I remember touring colleges as a high school student (wow, I feel old) and being told this glorifying mantra: “College will be the best four years of your life!” From the get-go, that one simple phrase that held so much meaning placed a lot of pressure on me as a shy 17-year-old who didn’t know what she wanted to major in, what career she wanted to pursue after college, and what she was even doing with her life in general (and frankly, still doesn’t know).
As an introverted freshman with an undeclared major, I went into college waiting for that enlightening moment where I would think to myself, Yup, college is the BEST four years of my life — they were all right! I waited, and waited, and waited… and the moment never came. Granted, there were fun and memorable moments — but there was no golden moment where I looked around and had an epiphany of some sort, the kind that everyone told me I would inevitably have in college.
I did everything my counselors and friends and family members recommended to me: I got involved in on-campus activities and clubs (hi, Her Campus at LMU!), joined a sorority, declared a major that I was genuinely interested in, put myself out of my comfort zone and made new friends — but the moment I so desperately wanted never came. I felt angry and disheartened as I doom-scrolled through Instagram. I saw all my peers laughing and smiling on their stories, posting photos holding red Solo cups surrounded by big groups of people (pre-COVID, of course), going to really cool places, and seemingly having the times of their lives. Meanwhile, I sat in my freshman dorm room, marathoning Big Little Lies and eating a pizza.

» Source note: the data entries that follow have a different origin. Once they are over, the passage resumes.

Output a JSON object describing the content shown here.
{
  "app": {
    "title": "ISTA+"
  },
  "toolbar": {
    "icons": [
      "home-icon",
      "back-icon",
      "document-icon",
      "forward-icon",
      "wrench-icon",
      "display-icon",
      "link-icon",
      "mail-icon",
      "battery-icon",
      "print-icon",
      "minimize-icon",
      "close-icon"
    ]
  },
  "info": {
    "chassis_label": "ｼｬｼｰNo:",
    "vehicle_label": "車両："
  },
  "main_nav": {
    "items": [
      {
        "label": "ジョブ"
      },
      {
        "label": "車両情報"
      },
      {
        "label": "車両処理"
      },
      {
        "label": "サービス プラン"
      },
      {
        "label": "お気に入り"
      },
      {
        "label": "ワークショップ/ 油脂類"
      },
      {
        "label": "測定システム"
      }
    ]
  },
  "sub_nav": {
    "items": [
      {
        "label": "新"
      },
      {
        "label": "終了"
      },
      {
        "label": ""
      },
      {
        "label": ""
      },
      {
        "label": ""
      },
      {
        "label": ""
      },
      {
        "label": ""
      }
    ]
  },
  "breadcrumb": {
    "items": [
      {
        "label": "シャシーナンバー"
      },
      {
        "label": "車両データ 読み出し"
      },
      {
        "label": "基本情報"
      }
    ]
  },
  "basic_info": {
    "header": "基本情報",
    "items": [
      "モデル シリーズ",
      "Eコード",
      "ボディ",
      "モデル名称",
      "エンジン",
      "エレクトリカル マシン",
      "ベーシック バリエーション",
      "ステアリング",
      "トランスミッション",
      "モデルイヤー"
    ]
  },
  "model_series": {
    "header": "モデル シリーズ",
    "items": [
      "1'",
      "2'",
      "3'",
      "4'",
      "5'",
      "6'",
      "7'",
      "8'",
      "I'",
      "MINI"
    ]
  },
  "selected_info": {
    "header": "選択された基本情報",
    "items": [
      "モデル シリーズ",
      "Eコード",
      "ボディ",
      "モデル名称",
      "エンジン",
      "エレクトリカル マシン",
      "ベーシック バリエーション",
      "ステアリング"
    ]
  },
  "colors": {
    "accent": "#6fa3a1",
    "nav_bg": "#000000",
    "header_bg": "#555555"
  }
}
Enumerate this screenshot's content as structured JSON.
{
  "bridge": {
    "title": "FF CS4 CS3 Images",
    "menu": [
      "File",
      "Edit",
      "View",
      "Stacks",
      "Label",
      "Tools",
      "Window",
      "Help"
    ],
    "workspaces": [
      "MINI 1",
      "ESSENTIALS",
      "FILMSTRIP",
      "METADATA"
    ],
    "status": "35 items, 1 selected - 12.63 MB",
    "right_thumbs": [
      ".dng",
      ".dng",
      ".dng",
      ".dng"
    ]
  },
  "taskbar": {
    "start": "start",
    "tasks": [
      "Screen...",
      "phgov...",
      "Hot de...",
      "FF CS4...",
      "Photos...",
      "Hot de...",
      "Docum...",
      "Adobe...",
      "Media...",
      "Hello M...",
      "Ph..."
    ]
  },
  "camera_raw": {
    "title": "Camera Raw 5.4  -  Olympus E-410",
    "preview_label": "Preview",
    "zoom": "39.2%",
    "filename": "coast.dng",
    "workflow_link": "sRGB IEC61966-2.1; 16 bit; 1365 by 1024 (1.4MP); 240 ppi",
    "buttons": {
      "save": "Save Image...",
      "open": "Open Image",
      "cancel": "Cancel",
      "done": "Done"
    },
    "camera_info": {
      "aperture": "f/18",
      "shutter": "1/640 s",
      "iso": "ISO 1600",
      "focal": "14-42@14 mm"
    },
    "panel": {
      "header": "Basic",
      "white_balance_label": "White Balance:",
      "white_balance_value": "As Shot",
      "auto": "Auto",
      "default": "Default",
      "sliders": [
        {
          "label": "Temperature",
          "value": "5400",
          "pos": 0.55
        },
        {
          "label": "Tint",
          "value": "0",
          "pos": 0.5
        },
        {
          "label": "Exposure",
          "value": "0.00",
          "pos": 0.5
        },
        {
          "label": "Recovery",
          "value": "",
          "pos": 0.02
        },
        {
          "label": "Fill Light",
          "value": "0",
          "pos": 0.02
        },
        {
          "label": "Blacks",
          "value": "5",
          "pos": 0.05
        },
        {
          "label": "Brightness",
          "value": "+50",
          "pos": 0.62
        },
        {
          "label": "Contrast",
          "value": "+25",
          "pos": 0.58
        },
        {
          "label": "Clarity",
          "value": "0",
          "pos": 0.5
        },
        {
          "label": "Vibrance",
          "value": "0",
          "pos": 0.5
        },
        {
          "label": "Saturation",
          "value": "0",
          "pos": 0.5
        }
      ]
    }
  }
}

And it’s not like I wasn’t having fun, but why wasn’t I having as much fun as everyone else? I was involved. I was doing well academically. I had friends. What was I doing wrong?

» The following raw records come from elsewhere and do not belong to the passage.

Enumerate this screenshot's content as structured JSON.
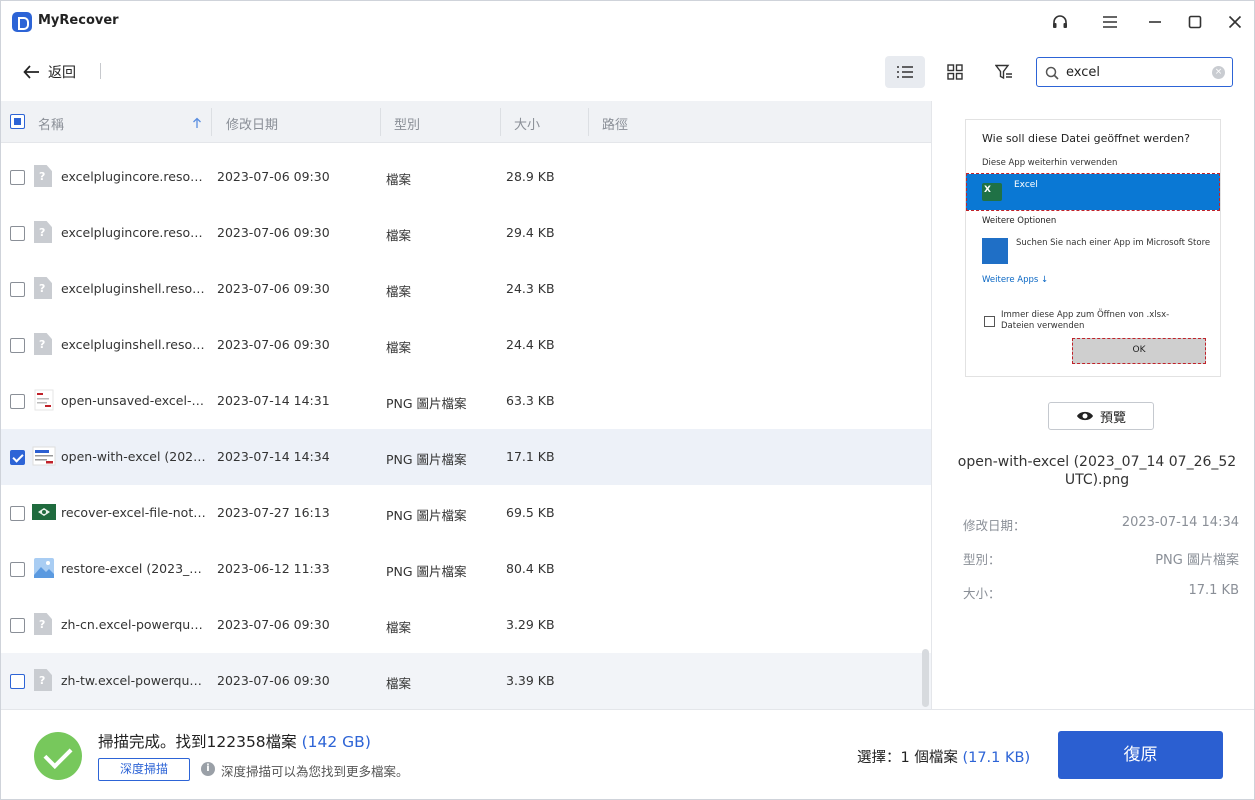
{
  "app": {
    "title": "MyRecover"
  },
  "toolbar": {
    "back_label": "返回"
  },
  "search": {
    "value": "excel",
    "clear_label": "×"
  },
  "columns": {
    "name": "名稱",
    "date": "修改日期",
    "type": "型別",
    "size": "大小",
    "path": "路徑"
  },
  "rows": [
    {
      "name": "excelplugincore.resourc...",
      "date": "2023-07-06 09:30",
      "type": "檔案",
      "size": "28.9 KB"
    },
    {
      "name": "excelplugincore.resourc...",
      "date": "2023-07-06 09:30",
      "type": "檔案",
      "size": "29.4 KB"
    },
    {
      "name": "excelpluginshell.resourc...",
      "date": "2023-07-06 09:30",
      "type": "檔案",
      "size": "24.3 KB"
    },
    {
      "name": "excelpluginshell.resourc...",
      "date": "2023-07-06 09:30",
      "type": "檔案",
      "size": "24.4 KB"
    },
    {
      "name": "open-unsaved-excel-fil...",
      "date": "2023-07-14 14:31",
      "type": "PNG 圖片檔案",
      "size": "63.3 KB"
    },
    {
      "name": "open-with-excel (2023_...",
      "date": "2023-07-14 14:34",
      "type": "PNG 圖片檔案",
      "size": "17.1 KB"
    },
    {
      "name": "recover-excel-file-not-s...",
      "date": "2023-07-27 16:13",
      "type": "PNG 圖片檔案",
      "size": "69.5 KB"
    },
    {
      "name": "restore-excel (2023_06_...",
      "date": "2023-06-12 11:33",
      "type": "PNG 圖片檔案",
      "size": "80.4 KB"
    },
    {
      "name": "zh-cn.excel-powerquery...",
      "date": "2023-07-06 09:30",
      "type": "檔案",
      "size": "3.29 KB"
    },
    {
      "name": "zh-tw.excel-powerquery...",
      "date": "2023-07-06 09:30",
      "type": "檔案",
      "size": "3.39 KB"
    }
  ],
  "preview_image": {
    "dialog_title": "Wie soll diese Datei geöffnet werden?",
    "keep_using": "Diese App weiterhin verwenden",
    "excel_label": "Excel",
    "more_options": "Weitere Optionen",
    "store_text": "Suchen Sie nach einer App im Microsoft Store",
    "more_apps": "Weitere Apps ↓",
    "always_use": "Immer diese App zum Öffnen von .xlsx-Dateien verwenden",
    "ok_label": "OK"
  },
  "preview": {
    "button_label": "預覽",
    "filename": "open-with-excel (2023_07_14 07_26_52 UTC).png",
    "modified_label": "修改日期：",
    "modified_value": "2023-07-14 14:34",
    "type_label": "型別：",
    "type_value": "PNG 圖片檔案",
    "size_label": "大小：",
    "size_value": "17.1 KB"
  },
  "footer": {
    "scan_done": "掃描完成。找到122358檔案",
    "scan_size": "(142 GB)",
    "deep_scan_label": "深度掃描",
    "hint": "深度掃描可以為您找到更多檔案。",
    "selected_prefix": "選擇：1 個檔案",
    "selected_size": "(17.1 KB)",
    "recover_label": "復原"
  },
  "colors": {
    "accent": "#2d64d6",
    "success": "#77c85c",
    "selected_row": "#edf1f8"
  }
}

It turns out, nothing.
College will not be the best four years of your life, and it shouldn’t be — because you still have your whole life ahead of you. College normally ends for most people when they’re in their early 20s — and do you really want the best years of your life to already be gone that early on? On average, most people live well into their 70s, even 80s — you don’t want the best years of your life to be gone that soon.

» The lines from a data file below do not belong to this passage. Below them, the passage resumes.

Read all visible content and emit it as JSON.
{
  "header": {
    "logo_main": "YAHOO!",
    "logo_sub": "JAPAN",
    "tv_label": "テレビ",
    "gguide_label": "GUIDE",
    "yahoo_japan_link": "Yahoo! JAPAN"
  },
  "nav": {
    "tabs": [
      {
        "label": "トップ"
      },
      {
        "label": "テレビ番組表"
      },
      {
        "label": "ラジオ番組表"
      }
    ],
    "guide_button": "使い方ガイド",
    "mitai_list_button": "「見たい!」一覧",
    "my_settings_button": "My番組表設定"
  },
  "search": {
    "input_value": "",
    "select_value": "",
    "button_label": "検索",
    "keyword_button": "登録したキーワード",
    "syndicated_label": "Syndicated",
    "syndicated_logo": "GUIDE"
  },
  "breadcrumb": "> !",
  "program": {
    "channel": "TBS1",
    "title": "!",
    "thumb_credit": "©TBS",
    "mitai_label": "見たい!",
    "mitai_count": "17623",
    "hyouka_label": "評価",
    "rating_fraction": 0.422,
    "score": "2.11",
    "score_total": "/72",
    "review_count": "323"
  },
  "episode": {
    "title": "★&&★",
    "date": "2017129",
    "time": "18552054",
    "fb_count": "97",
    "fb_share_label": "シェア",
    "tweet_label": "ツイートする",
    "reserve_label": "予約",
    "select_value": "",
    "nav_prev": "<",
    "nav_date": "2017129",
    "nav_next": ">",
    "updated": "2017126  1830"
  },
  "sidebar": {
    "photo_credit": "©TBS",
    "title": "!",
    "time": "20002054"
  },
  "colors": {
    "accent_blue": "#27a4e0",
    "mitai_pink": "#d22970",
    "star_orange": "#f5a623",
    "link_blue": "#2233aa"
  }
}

The romanticization of college life is also nothing new — and frankly, is really misleading for incoming and current college students. In high school, colleges send colorful pamphlets to your house, promising a bright and happy future with smiling college students covering the pages. The experience of college, this once-in-a-lifetime opportunity, is viewed through a rose-colored lens. The media even plays into this, showing incredibly attractive 30-year-old actors playing 18-year-old college students and partying and dating and having the time of their lives. These shows and movies create a narrative of unrealistic and unattainable expectations for real-life college students that college students then try to mimic. We believe that this fantasy is an attainable reality, and curate a highlight reel on social media of what we wish every day of our college experience was truly like — but ultimately, this lofty goal can never be reached.
I’m not saying that college is bad — I truly am so grateful for my three years at Loyola Marymount University thus far (I seriously can’t believe I’m a rising senior… yikes). But the romantacization of college life, this idea that “college will be the best four years of your life” — it’s just not true, and it shouldn’t be true, anyway. I’m sorry, but I refuse to let the peak of my existence be a few hundred likes on some Instagram pictures from a party; I’ve got bigger things coming.